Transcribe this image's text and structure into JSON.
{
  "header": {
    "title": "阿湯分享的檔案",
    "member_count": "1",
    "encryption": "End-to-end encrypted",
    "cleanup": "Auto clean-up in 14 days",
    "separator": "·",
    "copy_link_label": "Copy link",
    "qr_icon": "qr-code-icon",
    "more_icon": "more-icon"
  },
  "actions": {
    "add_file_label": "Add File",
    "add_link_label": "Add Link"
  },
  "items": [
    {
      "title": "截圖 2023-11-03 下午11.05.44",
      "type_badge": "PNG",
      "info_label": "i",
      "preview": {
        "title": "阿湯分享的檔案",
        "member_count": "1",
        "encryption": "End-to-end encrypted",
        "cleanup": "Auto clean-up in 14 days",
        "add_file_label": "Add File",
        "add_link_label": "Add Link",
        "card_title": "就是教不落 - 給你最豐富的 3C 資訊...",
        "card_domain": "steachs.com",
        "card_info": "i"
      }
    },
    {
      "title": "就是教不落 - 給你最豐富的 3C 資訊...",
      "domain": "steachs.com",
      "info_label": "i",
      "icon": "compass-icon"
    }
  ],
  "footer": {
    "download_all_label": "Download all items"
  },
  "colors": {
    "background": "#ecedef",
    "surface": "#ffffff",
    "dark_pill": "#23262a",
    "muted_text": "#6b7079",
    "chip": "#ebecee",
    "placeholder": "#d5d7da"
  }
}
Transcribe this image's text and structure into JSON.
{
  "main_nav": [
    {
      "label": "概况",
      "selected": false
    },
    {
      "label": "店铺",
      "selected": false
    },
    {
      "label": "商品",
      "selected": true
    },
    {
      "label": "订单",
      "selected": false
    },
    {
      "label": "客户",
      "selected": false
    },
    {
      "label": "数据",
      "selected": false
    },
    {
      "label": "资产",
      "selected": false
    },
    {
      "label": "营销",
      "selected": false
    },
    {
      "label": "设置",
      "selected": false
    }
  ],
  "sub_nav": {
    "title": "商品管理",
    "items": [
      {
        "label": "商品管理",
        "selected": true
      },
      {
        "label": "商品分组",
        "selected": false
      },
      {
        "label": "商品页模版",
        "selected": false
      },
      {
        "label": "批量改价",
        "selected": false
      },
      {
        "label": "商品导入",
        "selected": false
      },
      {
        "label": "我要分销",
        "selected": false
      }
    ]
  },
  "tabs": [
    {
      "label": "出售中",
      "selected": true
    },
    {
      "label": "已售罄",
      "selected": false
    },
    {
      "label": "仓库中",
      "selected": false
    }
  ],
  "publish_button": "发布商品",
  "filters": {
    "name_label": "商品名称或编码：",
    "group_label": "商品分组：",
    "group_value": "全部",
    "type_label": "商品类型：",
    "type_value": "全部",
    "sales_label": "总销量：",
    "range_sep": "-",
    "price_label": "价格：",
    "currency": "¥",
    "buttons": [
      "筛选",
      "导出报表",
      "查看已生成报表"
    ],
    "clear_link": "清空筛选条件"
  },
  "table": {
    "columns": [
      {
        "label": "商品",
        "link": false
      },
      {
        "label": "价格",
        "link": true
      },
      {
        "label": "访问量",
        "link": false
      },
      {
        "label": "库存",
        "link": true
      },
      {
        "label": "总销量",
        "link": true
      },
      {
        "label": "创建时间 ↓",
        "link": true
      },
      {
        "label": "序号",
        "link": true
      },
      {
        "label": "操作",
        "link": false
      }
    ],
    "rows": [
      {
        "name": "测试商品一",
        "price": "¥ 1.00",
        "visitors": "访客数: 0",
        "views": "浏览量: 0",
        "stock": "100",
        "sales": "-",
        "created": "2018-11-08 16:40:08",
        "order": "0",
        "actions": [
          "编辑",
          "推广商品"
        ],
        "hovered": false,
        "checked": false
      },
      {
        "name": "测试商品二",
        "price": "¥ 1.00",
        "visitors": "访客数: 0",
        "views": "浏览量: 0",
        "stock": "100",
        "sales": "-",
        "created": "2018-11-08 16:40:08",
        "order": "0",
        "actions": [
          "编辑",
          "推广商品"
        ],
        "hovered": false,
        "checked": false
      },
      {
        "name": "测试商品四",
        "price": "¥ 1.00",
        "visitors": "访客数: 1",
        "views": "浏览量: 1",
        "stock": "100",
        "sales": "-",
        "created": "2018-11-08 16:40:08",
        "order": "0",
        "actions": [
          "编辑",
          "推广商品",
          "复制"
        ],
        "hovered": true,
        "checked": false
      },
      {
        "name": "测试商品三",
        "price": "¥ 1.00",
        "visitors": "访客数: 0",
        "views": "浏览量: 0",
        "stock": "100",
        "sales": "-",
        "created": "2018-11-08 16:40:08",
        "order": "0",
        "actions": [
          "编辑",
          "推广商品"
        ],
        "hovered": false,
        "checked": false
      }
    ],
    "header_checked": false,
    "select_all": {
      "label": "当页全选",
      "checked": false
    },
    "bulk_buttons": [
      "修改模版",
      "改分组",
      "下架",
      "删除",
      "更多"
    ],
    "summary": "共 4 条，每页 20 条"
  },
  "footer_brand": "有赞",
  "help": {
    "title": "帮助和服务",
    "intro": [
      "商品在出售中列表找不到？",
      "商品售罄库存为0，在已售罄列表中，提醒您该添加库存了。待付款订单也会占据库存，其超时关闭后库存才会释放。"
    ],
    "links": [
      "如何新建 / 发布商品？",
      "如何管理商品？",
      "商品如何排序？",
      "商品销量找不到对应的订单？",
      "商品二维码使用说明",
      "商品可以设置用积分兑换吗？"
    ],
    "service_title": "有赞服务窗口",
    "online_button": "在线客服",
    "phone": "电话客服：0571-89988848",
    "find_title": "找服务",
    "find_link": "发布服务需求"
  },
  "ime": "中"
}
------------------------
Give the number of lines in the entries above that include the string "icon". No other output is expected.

3